The Switch eShop continues its rapid pace of releases next week with The Coma: Recut, which is a manhwa-styled Korean survival horror and a remastered version of the indie cult classic, The Coma: Cutting Class which is also developed by Devespresso Games. In the game you play as Youngho, a hapless Korean student who, after drifting asleep during his final exam, wakes to find himself trapped in a twisted version of his school, Sehwa High. And he’s not alone.
British game technology company IKinema announced today that it has signed a deal with Nintendo which will allow game studios to use its RunTime animation middleware in game development. RunTime is already commonplace in PC, PS4 and Xbox One development, so this is a welcome addition. By using this middleware developers should in theory be able to deliver more realistic character animations that perform with higher fidelity.
It's been a while since we heard anything about The Legend of Dark Witch 3 on the 3DS eShop, with our attention captured in 2016 when it was confirmed that SEGA 3D Classics dev M2 was involved in the project. The first two games offered run-and-gun action with various abilities to upgrade; we liked the first one more than its sequel. As a franchise it's been popping up on Switch, too, albeit in the form of dungeon crawling and musical spin-offs.
Muck Rack makes it simple to find people, tweets, or articles that mention any name, keyword, company, hashtag etc. We've compiled this guide to help you make the most of your search.
Selecting a term
Start searching tweets, articles from media outlets, articles mentioned in tweets, journalists'
names, titles and bios with some suggested searches:
Companies or Topics (e.g. iPhone, Microsoft)
Phrases (e.g. "cloud computing") — use quotes to keep the terms together
Twitter handles (e.g. @username) — returns those who have mentioned or replied to
Names (e.g. "David Pogue")
Hashtags (e.g. #sxsw, #london2012)
Bio details (e.g. vegan, Olympics, father)
Muck Rack's Advanced Search allows for many boolean operators.
Find results that mention multiple specified terms, use AND or
+. For example, ensure each result contains both Elon Musk and Mark Zuckerberg by
searching Musk AND Zuckerberg or Musk + Zuckerberg.
Use the operators OR or , to broaden your search when you'd like either of
multiple terms to appear in results. (This is the default behavior of our search when no operators

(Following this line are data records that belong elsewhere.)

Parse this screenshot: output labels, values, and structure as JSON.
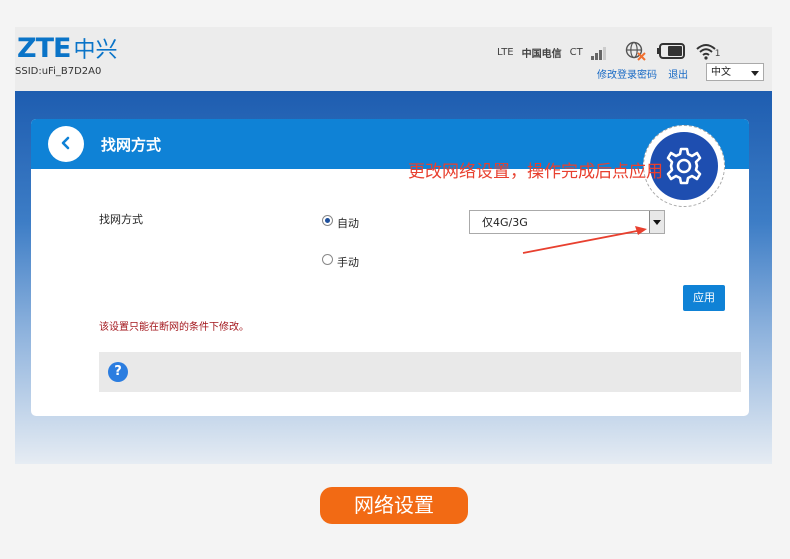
{
  "header": {
    "logo_text": "ZTE",
    "logo_cn": "中兴",
    "ssid": "SSID:uFi_B7D2A0",
    "network_type": "LTE",
    "carrier": "中国电信",
    "carrier_short": "CT",
    "wifi_clients": "1",
    "links": {
      "change_password": "修改登录密码",
      "logout": "退出"
    },
    "language": "中文"
  },
  "card": {
    "title": "找网方式",
    "field_label": "找网方式",
    "options": [
      {
        "label": "自动",
        "selected": true
      },
      {
        "label": "手动",
        "selected": false
      }
    ],
    "select_value": "仅4G/3G",
    "apply_label": "应用",
    "note": "该设置只能在断网的条件下修改。",
    "help_symbol": "?"
  },
  "annotation": {
    "text": "更改网络设置，操作完成后点应用",
    "color": "#e8402f"
  },
  "caption": "网络设置",
  "colors": {
    "brand_blue": "#0a74c8",
    "header_blue": "#0f82d6",
    "caption_orange": "#f26a14",
    "note_red": "#a3171d"
  },
  "icons": [
    "back-icon",
    "gear-icon",
    "signal-icon",
    "globe-icon",
    "battery-icon",
    "wifi-icon",
    "help-icon"
  ]
}
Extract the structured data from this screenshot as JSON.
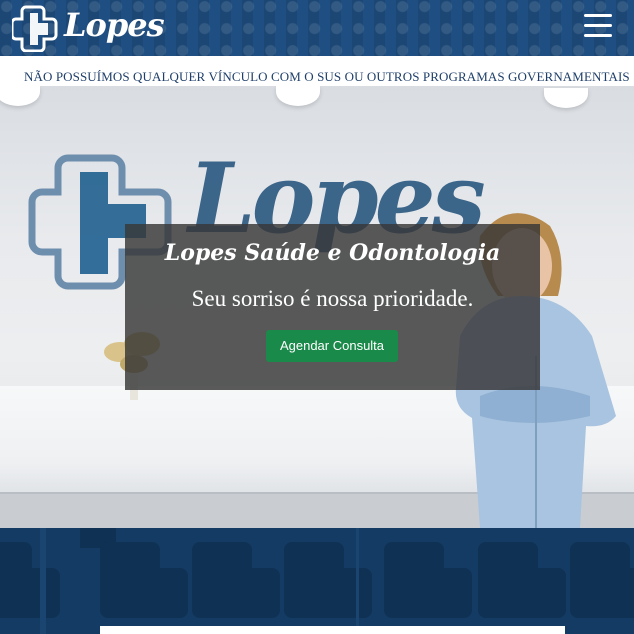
{
  "header": {
    "logo_text": "Lopes",
    "menu_icon": "hamburger-menu-icon"
  },
  "notice": {
    "text": "NÃO POSSUÍMOS QUALQUER VÍNCULO COM O SUS OU OUTROS PROGRAMAS GOVERNAMENTAIS"
  },
  "hero": {
    "wall_sign_text": "Lopes",
    "title": "Lopes Saúde e Odontologia",
    "subtitle": "Seu sorriso é nossa prioridade.",
    "cta_label": "Agendar Consulta"
  },
  "colors": {
    "brand_blue": "#1f4f82",
    "dark_blue": "#143b63",
    "cta_green": "#1a8a4a",
    "notice_text": "#1f3f6a"
  }
}
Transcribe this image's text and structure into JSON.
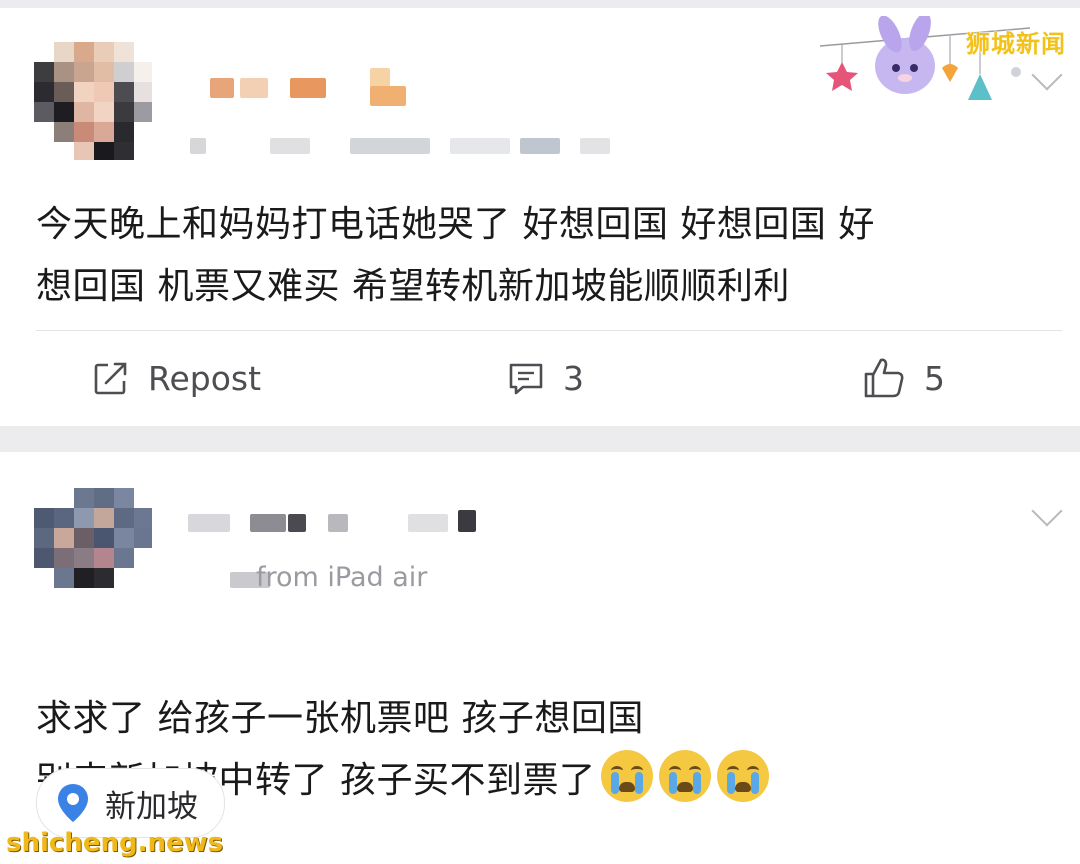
{
  "posts": [
    {
      "text": "今天晚上和妈妈打电话她哭了 好想回国 好想回国 好\n想回国 机票又难买 希望转机新加坡能顺顺利利",
      "actions": {
        "repost_label": "Repost",
        "comment_count": "3",
        "like_count": "5"
      }
    },
    {
      "source": "from iPad air",
      "text": "求求了 给孩子一张机票吧 孩子想回国\n别来新加坡中转了 孩子买不到票了",
      "location": "新加坡"
    }
  ],
  "watermarks": {
    "top_right": "狮城新闻",
    "bottom_left": "shicheng.news"
  },
  "colors": {
    "background": "#ececee",
    "card": "#ffffff",
    "location_pin": "#3b82e6",
    "watermark": "#f0b91b"
  },
  "icons": [
    "repost-icon",
    "comment-icon",
    "like-icon",
    "location-pin-icon",
    "chevron-down-icon",
    "crying-emoji"
  ]
}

are used). For example, results will contain either cake or cookie by searching cake OR cookie or cake,cookie
Use NOT or - to subtract results from your search. For
example, searching Disney will yield results about the Walt Disney Company as well as Walt Disney
World Resort. To exclude mentions of Disney World, search for Disney -World or Disney
When using one of these operators with a phrase, enclose it in quotation marks. For example, you can
find results about smartphones excluding Apple's iPhone 4S by searching smartphone -"iPhone
Exact case matching or punctuation
If you're searching for a brand name or keyword that relies on specific punctuation marks or capitalization, you can
find results that match your exact query by adding matchcase: before the keyword you're searching for, like matchcase:E*TRADE .
Use parentheses to separate multiple
boolean phrases. For example, to find journalists talking about having fun in Disney World or
Disneyland, search for ("disney world" OR disneyland) AND fun.
An asterisk can be used to search for any variation of a root word truncated by the asterisk. For example, searching for admin* will return results for administrator, administration, administer, administered, etc.
A near operator is an AND operator where you can control the distance between the words. You can vary the distance the near operation uses by adding a forward slash and number (between 0-99) such as strawberries NEAR/10 "whipped cream", which means the strawberries must exist within 10 words of "whipped cream".